There is another area of importance. Some people run around and get stuck into the Americans, saying: `The Americans are out of the system. Isn't that terrible? We'll push on regardless.' Are they blind, indifferent or ignorant to the fact that those people claiming to be well placed to generate carbon sinks and carbon credits need someone to sell them to? If you get all hairy chested and leave the Americans out, half the population who would buy those certificates are not on the radar screen—they are not playing. So it is in everybody's interests, especially those who claim to be well placed to take advantage of the Kyoto protocol, to make sure the Americans are in. For those who just want to see a better outcome for the atmosphere, like me—free of all the other shenanigans going on—we want the Americans in as well, because they are major emitters. Just as we need the developing countries in, everybody needs to play if we are going to make a difference to our atmosphere and achieve the eightyfold increase in performance that is needed over and above the Kyoto protocol.

The architecture matters. The engagement between Australia and the United States matters, because if we are not talking to the Americans then who is? They have some legitimate concerns, just as our nation has, with issues around carbon leakage and how we can continue to manufacture some of the best motor vehicles in the world. Labor are happy, under their vision for climate change, to have Korea and other developing countries bring their cars into our nation, free from worries about carbon emissions, when we have to worry about them. It is unfair, it costs jobs and it is why we need to be mindful about equalising those trade advantages.
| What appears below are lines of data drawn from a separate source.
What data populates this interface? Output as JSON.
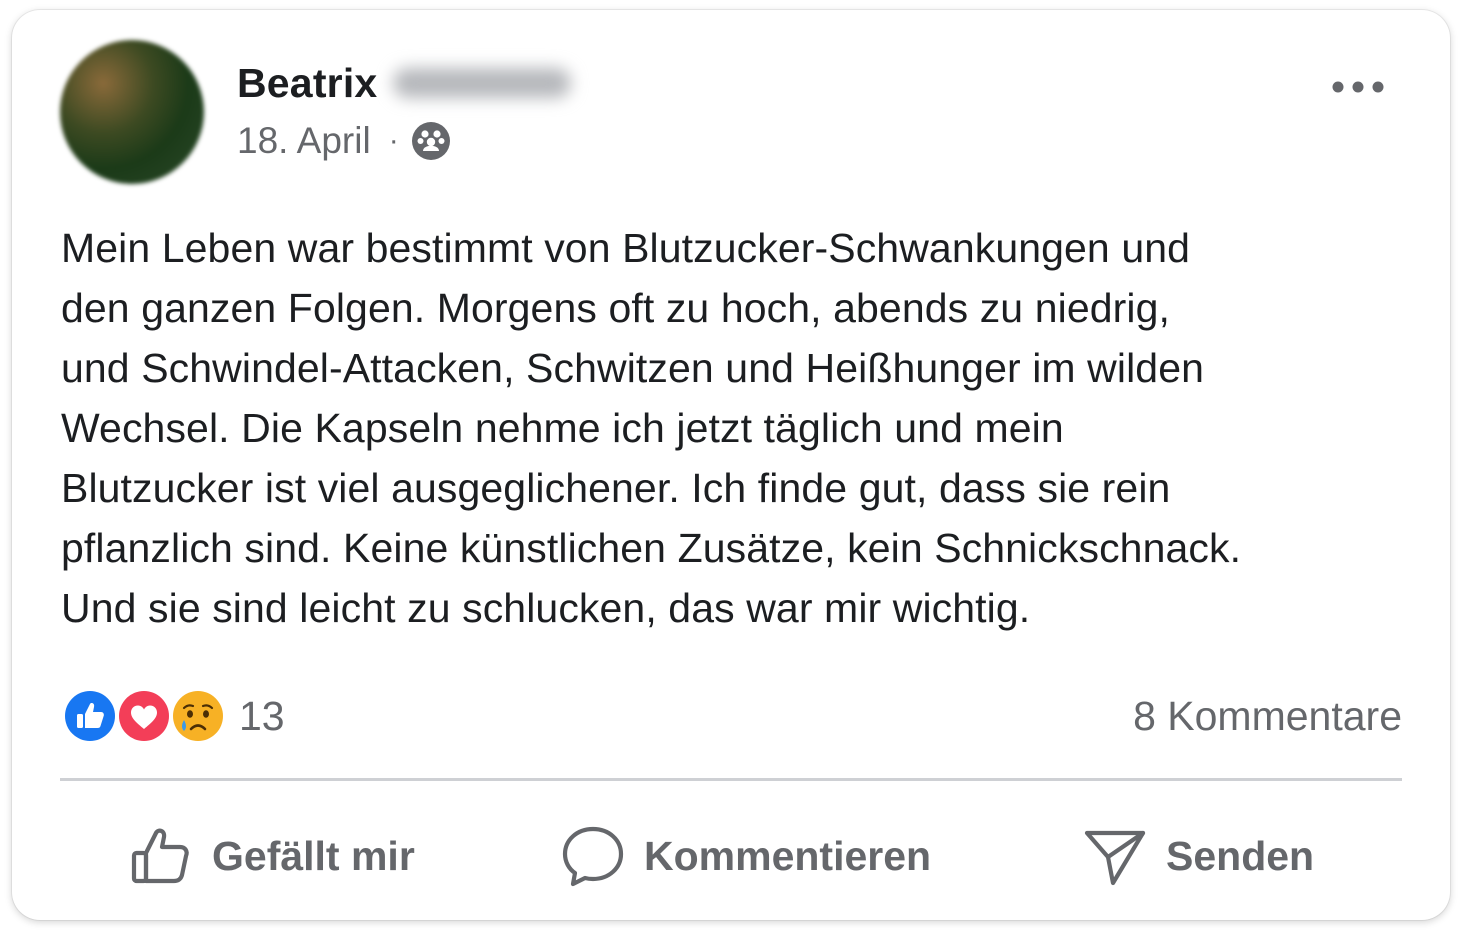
{
  "post": {
    "author_first_name": "Beatrix",
    "date": "18. April",
    "separator": "·",
    "audience_icon": "friends-icon",
    "text_lines": [
      "Mein Leben war bestimmt von Blutzucker-Schwankungen und",
      "den ganzen Folgen. Morgens oft zu hoch, abends zu niedrig,",
      "und Schwindel-Attacken, Schwitzen und Heißhunger im wilden",
      "Wechsel. Die Kapseln nehme ich jetzt täglich und mein",
      "Blutzucker ist viel ausgeglichener. Ich finde gut, dass sie rein",
      "pflanzlich sind. Keine künstlichen Zusätze, kein Schnickschnack.",
      "Und sie sind leicht zu schlucken, das war mir wichtig."
    ]
  },
  "reactions": {
    "types": [
      "like",
      "love",
      "sad"
    ],
    "count": "13"
  },
  "comments": {
    "label": "8 Kommentare"
  },
  "actions": {
    "like_label": "Gefällt mir",
    "comment_label": "Kommentieren",
    "send_label": "Senden"
  },
  "colors": {
    "text_primary": "#1c1e21",
    "text_secondary": "#65676b",
    "like_blue": "#1877f2",
    "love_red": "#f33e58",
    "sad_yellow": "#f7b125",
    "divider": "#ced0d4"
  }
}
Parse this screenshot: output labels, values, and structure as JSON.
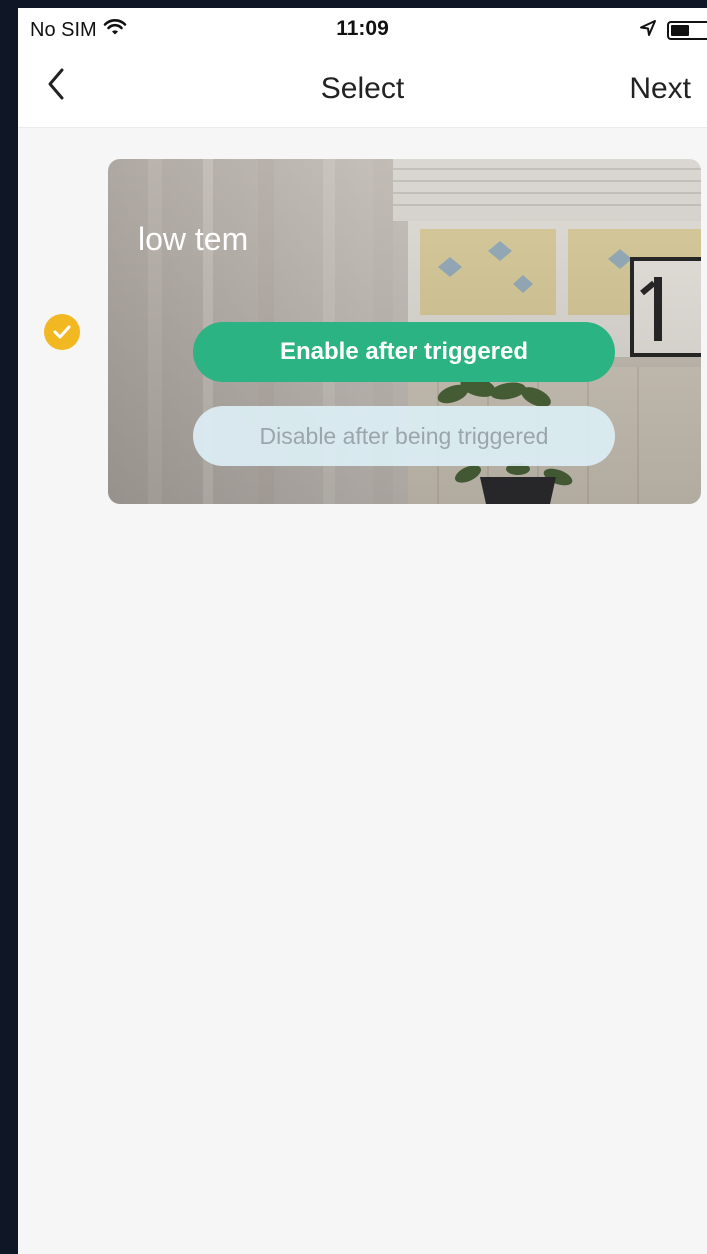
{
  "status_bar": {
    "carrier": "No SIM",
    "time": "11:09",
    "icons": [
      "wifi-icon",
      "location-arrow-icon",
      "battery-icon"
    ]
  },
  "nav": {
    "back_icon": "chevron-left-icon",
    "title": "Select",
    "next_label": "Next"
  },
  "scenes": [
    {
      "name": "low tem",
      "selected": true,
      "options": [
        {
          "label": "Enable after triggered",
          "active": true
        },
        {
          "label": "Disable after being triggered",
          "active": false
        }
      ]
    }
  ],
  "colors": {
    "accent_green": "#2bb384",
    "selected_yellow": "#f2b822",
    "page_background": "#f6f6f6",
    "outer_frame": "#0f1626"
  }
}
How clever are the Europeans? With the dirty industries of East Germany shut down, the Germans receive huge windfall gains. They can say: `Gee whiz, aren't we clever? We've done nothing in particular to address climate change; we've just coincidently had a transformation in the economy through German reunification.' With that windfall gain, they can be up-beat and push their case. But let us not miss the point that a strategic advantage in anybody's eyes is an advantage to be exploited. That is why some of our global trading competitors like to put pressure on Australia and other countries to play it by their rules: they see an advantage and are trying to take advantage of it for their citizens' benefit. And why wouldn't they? But it does not make it good policy and it does not make it right for everybody. So the government is right to persist in seeking to ensure that the Kyoto protocol has the utility to cope with the task before it: an eightyfold escalation in performance to make a difference to the atmosphere.

The bill before the House today is a simple measure that tidies up a substantial step in the right direction. It is a renewable energy mechanism that takes about seven million carbon tonnes out of the atmosphere. That matters. It is a contribution. We have shown by the overall performance of this measure that it can be accommodated within our economy without a cost to employment. The review is on our doorstep. The minister has called for submissions by the end of next week to kick-start the review of the mechanism. I encourage all people with ideas about how to bump up the target—what should be in and what should be out—to get involved in that review to facilitate the further development of this first-class, world-class innovation in renewable energy technology and to provide a better greenhouse outcome for everybody.